Massachusetts Institute of Technology professor Ted Selker said Wednesday that paper receipts generated from electronic machines also had pitfalls. When used in Nevada last year, Mr. Selker said about one out of every 20 machines experienced a jammed printer.
Many panelists agreed what happened in Carteret has made voters wonder whether their votes count, and that a paper ballot was the best way to go for now.
“The voters are looking to be able to trust the system,” said Warren Murphy with Common Cause North Carolina. “If they’re not going to have a paper backup, then Carteret County is going to happen again and again.”
The committee already has made other recommendations.
Meanwhile, Senate Democrats say a 2003 law was clear that out-of-precinct provisional ballots should be counted, and they plan to push a bill through quickly to repeat that point.
Sen. Dan Clodfelter, irritated by a state Supreme Court ruling last week that threw out at least 11,000 of these ballots, said his measure could apply to the yet-unresolved race for superintendent of public instruction.
The bill is designed to “essentially say ‘we meant what we said the first time two years ago’ and that is out-of-precinct voting is recognized under North Carolina law and those votes do count,” Sen. Clodfelter, D-Mecklenburg, said Wednesday.
The measure is the latest volley by Democrats legislators in the wake of last Friday’s court ruling. On Tuesday, they filed a bill laying out the procedures Democrat superintendent candidate June Atkinson could use if she wanted the Legislature to decide a winner in her race.
Democrats have majorities in both the House and Senate.
The justices agreed without dissent that the State Board of Elections improperly carried out the law by allowing registered voters to count ballots cast outside of their home precincts on Election Day. The lawsuit was a victory for Republican superintendent candidate Bill Fletcher, who trails Atkinson by 8,535 voters.
Mr. Fletcher said he’s not sure if eliminating the votes will help him catch up with Atkinson.
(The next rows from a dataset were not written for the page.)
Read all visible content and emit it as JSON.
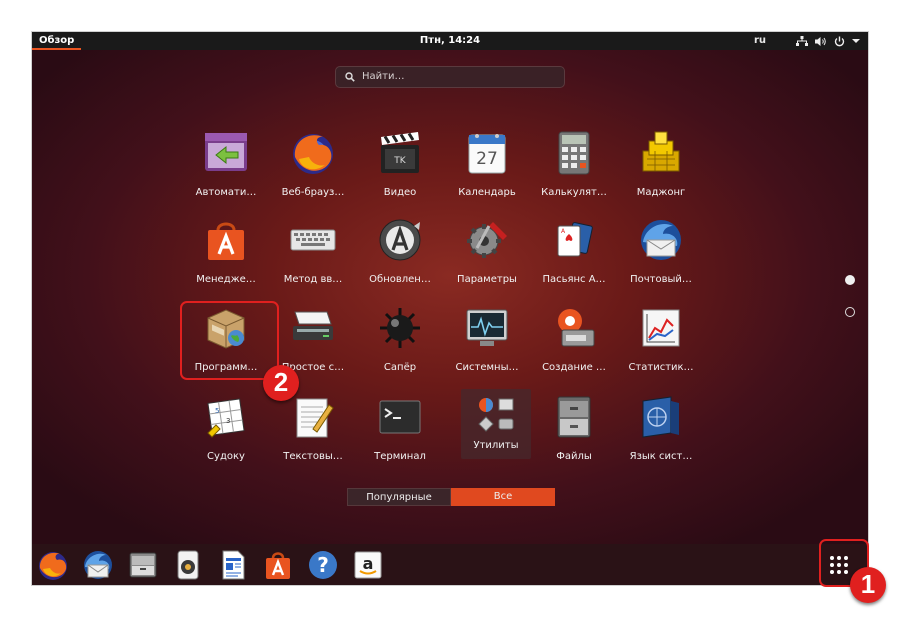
{
  "topbar": {
    "activities": "Обзор",
    "clock": "Птн, 14:24",
    "language": "ru",
    "tray_icons": [
      "network-icon",
      "volume-icon",
      "power-icon",
      "chevron-down-icon"
    ]
  },
  "search": {
    "placeholder": "Найти…"
  },
  "apps": [
    {
      "label": "Автомати…",
      "icon": "automation-icon"
    },
    {
      "label": "Веб-брауз…",
      "icon": "firefox-icon"
    },
    {
      "label": "Видео",
      "icon": "video-icon"
    },
    {
      "label": "Календарь",
      "icon": "calendar-icon",
      "day": "27"
    },
    {
      "label": "Калькулят…",
      "icon": "calculator-icon"
    },
    {
      "label": "Маджонг",
      "icon": "mahjong-icon"
    },
    {
      "label": "Менедже…",
      "icon": "software-center-icon"
    },
    {
      "label": "Метод вв…",
      "icon": "keyboard-icon"
    },
    {
      "label": "Обновлен…",
      "icon": "update-icon"
    },
    {
      "label": "Параметры",
      "icon": "settings-icon"
    },
    {
      "label": "Пасьянс А…",
      "icon": "cards-icon"
    },
    {
      "label": "Почтовый…",
      "icon": "thunderbird-icon"
    },
    {
      "label": "Программ…",
      "icon": "package-icon"
    },
    {
      "label": "Простое с…",
      "icon": "scanner-icon"
    },
    {
      "label": "Сапёр",
      "icon": "mines-icon"
    },
    {
      "label": "Системны…",
      "icon": "system-monitor-icon"
    },
    {
      "label": "Создание …",
      "icon": "startup-disk-icon"
    },
    {
      "label": "Статистик…",
      "icon": "statistics-icon"
    },
    {
      "label": "Судоку",
      "icon": "sudoku-icon"
    },
    {
      "label": "Текстовы…",
      "icon": "text-editor-icon"
    },
    {
      "label": "Терминал",
      "icon": "terminal-icon"
    },
    {
      "label": "Утилиты",
      "icon": "utilities-folder-icon"
    },
    {
      "label": "Файлы",
      "icon": "files-icon"
    },
    {
      "label": "Язык сист…",
      "icon": "language-icon"
    }
  ],
  "switcher": {
    "popular": "Популярные",
    "all": "Все",
    "active": "all"
  },
  "pages": {
    "current": 1,
    "total": 2
  },
  "dock": [
    "firefox-icon",
    "thunderbird-icon",
    "files-icon",
    "rhythmbox-icon",
    "writer-icon",
    "software-center-icon",
    "help-icon",
    "amazon-icon"
  ],
  "annotations": {
    "first": "1",
    "second": "2"
  },
  "colors": {
    "accent": "#e95420",
    "annotation": "#e0201f"
  }
}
A Wake County judge must now rule in light of the opinion, which also could affect a few unresolved local races.
Sen. Clodfelter said it’s clear that the legislative intent of the 2003 bill was to allow these voters’ ballots to count.
Senate Majority Leader Tony Rand, D-Cumberland, also criticized the ruling for eliminating the votes of thousands of people who were otherwise properly registered to vote.
“People should have their vote counted. We worked very hard to get them to participate,” Sen. Rand said. “To have their votes disqualified appears to me to be really a travesty of democracy.”
Justice George Wainwright, writing for the court last week, said it was “unfortunate that the statutorily unauthorized actions” of the state elections board would harm voters.
But “to permit unlawful votes to be counted along with lawful ballots in contested elections effectively ‘disenfranchises’ those voters who cast legal ballots,” he wrote.
All five justices who participated in the opinion were elected as Republicans or endorsed by the GOP. Sen. Rand said late last week the ruling at the very least left the appearance that it was politically motivated.
Republicans interviewed said they would oppose to any change in the provisional ballot law that could alter the superintendent's race.
“If what they want to do is to change the law for an election that has already occurred ... that strikes me as akin to ex post facto law,” said Senate Minority Leader Phil Berger, R-Rockingham.